Let’s kick off this post with a fun game! I’ve listed 5 well known authors below and you have to name a book that they’re famous for. Easy right? PSYCH. There’s a twist. The authors are listed using their birth names, not the names that you’d find on the cover of their books. These authors have chosen to use Pen Names. A pen name is an assumed name that a writer uses in place of their real name, and there are a variety of reasons a writer may decide to publish using an alias. I will get into all that fun stuff shortly, for now take a look at the names below and guess the pen name/book they’ve written. I promise these aren’t obscure authors, in fact, they are among the best. Here you go:
1) François-Marie Arouet
2) Eric Arthur Blair
3) Theodore Seuss Geisel
4) Mary Anne Evans
5) Samuel Langhorne Clemens
How do you think you did?! I’ve listed the answers at the end of the post so you can check to see how smart you are.

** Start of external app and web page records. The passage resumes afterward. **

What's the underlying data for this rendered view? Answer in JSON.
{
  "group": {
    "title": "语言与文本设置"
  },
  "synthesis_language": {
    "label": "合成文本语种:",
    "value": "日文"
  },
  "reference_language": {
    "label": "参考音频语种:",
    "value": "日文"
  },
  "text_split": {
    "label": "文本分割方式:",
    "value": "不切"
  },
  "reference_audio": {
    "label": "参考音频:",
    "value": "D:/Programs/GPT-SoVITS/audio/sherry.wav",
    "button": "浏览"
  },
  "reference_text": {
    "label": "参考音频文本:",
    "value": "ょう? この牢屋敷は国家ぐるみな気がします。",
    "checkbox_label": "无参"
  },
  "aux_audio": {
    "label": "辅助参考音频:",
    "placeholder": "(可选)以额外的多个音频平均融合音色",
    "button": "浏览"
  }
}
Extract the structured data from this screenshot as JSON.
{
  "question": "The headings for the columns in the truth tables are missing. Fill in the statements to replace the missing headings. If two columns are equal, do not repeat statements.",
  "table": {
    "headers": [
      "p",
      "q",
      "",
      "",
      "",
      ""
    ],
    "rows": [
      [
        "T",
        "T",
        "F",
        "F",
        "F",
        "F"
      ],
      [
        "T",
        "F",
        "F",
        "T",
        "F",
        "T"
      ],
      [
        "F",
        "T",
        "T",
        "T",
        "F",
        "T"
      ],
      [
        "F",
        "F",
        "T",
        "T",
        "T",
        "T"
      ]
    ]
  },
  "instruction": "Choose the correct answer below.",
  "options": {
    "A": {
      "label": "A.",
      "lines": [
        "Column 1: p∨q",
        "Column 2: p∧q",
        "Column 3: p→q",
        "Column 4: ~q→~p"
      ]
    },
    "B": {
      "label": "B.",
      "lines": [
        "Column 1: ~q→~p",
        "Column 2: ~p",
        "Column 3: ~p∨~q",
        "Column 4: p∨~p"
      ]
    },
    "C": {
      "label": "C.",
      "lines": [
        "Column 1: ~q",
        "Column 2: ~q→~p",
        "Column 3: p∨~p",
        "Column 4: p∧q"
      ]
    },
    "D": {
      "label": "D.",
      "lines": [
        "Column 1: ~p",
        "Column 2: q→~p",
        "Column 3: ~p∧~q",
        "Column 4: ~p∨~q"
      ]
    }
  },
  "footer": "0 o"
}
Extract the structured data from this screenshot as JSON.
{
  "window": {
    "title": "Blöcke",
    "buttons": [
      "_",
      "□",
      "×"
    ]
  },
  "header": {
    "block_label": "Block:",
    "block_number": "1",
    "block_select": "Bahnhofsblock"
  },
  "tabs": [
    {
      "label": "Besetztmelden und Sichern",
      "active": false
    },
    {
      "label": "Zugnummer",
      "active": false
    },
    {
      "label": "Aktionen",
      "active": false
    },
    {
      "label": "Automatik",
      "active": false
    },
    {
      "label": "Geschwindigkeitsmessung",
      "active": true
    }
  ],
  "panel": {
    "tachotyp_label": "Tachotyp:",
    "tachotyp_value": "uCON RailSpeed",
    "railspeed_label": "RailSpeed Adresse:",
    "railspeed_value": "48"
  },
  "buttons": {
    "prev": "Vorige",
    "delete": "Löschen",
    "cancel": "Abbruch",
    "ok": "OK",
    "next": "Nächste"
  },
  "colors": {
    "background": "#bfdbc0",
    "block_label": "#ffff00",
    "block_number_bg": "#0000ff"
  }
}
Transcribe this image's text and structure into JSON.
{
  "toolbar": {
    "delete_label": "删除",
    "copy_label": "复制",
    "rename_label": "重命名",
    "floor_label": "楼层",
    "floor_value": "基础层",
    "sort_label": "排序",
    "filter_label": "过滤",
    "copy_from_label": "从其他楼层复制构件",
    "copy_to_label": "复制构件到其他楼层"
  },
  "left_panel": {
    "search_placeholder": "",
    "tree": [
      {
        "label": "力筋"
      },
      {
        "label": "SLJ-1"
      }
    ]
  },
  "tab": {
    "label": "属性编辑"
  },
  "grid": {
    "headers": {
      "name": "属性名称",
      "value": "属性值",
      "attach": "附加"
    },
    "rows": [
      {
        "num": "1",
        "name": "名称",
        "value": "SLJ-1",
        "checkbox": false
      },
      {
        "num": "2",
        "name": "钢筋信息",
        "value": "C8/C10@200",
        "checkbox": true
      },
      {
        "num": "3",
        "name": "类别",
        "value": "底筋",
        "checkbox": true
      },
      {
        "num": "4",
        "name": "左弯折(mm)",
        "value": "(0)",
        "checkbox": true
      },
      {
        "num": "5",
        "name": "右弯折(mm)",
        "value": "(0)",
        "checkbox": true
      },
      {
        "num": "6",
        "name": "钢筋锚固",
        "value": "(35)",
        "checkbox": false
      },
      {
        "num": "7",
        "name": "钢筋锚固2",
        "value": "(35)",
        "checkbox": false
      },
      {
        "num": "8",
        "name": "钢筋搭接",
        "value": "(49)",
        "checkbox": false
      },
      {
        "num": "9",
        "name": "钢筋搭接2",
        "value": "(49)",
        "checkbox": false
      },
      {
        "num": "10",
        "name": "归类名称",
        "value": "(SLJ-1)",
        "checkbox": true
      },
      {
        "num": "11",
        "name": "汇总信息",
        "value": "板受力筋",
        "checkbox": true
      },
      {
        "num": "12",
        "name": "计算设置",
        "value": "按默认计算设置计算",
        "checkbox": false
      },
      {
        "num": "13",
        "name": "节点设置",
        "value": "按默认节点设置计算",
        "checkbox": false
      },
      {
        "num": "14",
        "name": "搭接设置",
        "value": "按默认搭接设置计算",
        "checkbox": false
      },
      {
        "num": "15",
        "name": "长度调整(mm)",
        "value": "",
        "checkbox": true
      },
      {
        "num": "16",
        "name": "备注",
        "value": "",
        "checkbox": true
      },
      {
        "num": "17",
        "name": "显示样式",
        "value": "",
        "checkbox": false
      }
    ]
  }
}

That is the question.
The choice of using a pseudonym is entirely in the hands of an author. There are a slew of different reasons why an author might choose to use a pen name. Here are 8 reasons why a writer might take on an author alter ego.
1) To avoid being pigeonholed. A pen name can give an author the freedom to write across different genres without readers judging the book by the name on its cover.
2) To avoid confusion among readers. Similar to above, a writer doesn’t want to confuse their fans by switching genres or reader demographics. Imagine if Nicholas Sparks decided he wanted to write a horror novel, and a sweet 13 year old girl expecting a YA romance picked up the book. She could be scarred for life! PSA: “Don’t traumatize kids! Use a pen name.”
3) Your name is unisex but your writing is not. Author JM Bartholomew decided to use her initials (JM) instead of her first name (Joe) for her first novel Three Fat Singletons. The novel attracts a female audience, and with a name like Joe her readers might take a look at the cover and think “what the heck does a man know about the life of three single women” and decide not to purchase a copy.
4) To be taken more seriously. In the 1800s, when oppression was a big issue, Mary Ann Evans wrote under a male pen name because women weren’t allowed to be openly expressive (#feminism). While gender equality has come a long way since then, there are still certain topics or genres that are taken more seriously when written by a specific sex or age demographic and a pen name is a good way to keep your anonymity.
5) Looking for a fresh slate. A writer may have published a novel that tanked. By using a pen name they can disassociate from their previous works and start fresh. Works in reverse, too (think J.K. Rowling).
6) Privacy. If you don’t want your personal life on display, a pen name is a good way to separate your professional life as an author from your life behind closed doors.
7) You have a job outside of writing. ‘Nuff said.
8) Your real name is hard to pronounce or too commonplace. You want readers to talk about you easily and often, and having a name they can use in casual conversation is definitely helpful. On the flip side, you don’t want a name that is so popular someone will have to sift through multiple authors to find your works.
If you fall into one of these categories, it doesn’t mean you have to abandon your name, curse your parents for giving it to you, and start anew. The choice of using a pen name lies 100% in your hands as a writer.
Since we started on such an exciting note, let’s end on one as well. Here are some fun facts you might find interesting.
Did you know…
J.K. Rowling published an ex-military mystery novel entitled The Cuckoo’s Calling.
She published under the name Robert Galbraith and said that the process was liberating. “It has been wonderful to publish without hype or expectation, and pure pleasure to get feedback from publishers and readers under a different name.”
Did you know…
Benjamin Franklin tried and failed on several occasions to have his letters published in The New-England Courant. At the age of 16 he decided to take a different approach and wrote to the newspaper as a middle-aged widow named Mrs. Silence Dogood. It worked! As Mrs. Dogood, Benjamin Franklin got 14 of his letters printed in the Courant.
1) François-Marie Arouet….Voltaire (Candide)
2) Eric Arthur Blair….George Orwell (1984)
3) Theodore Seuss Geisel….Dr. Seuss (Green Eggs & Ham)
4) Mary Anne Evans….George Eliot (The Mill on the Floss)
5) Samuel Langhorne Clemens….Mark Twain (Adventures of Huckleberry Finn)
So why are you considering a Pen Name?
1) To avoid being pigeonholed
2) To avoid confusion among readers
3) Your name is unisex but your writing is not
4) To be taken more seriously
5)Looking for a fresh slate
7) You have a job outside of writing
8) Your real name is hard to pronounce or too commonplace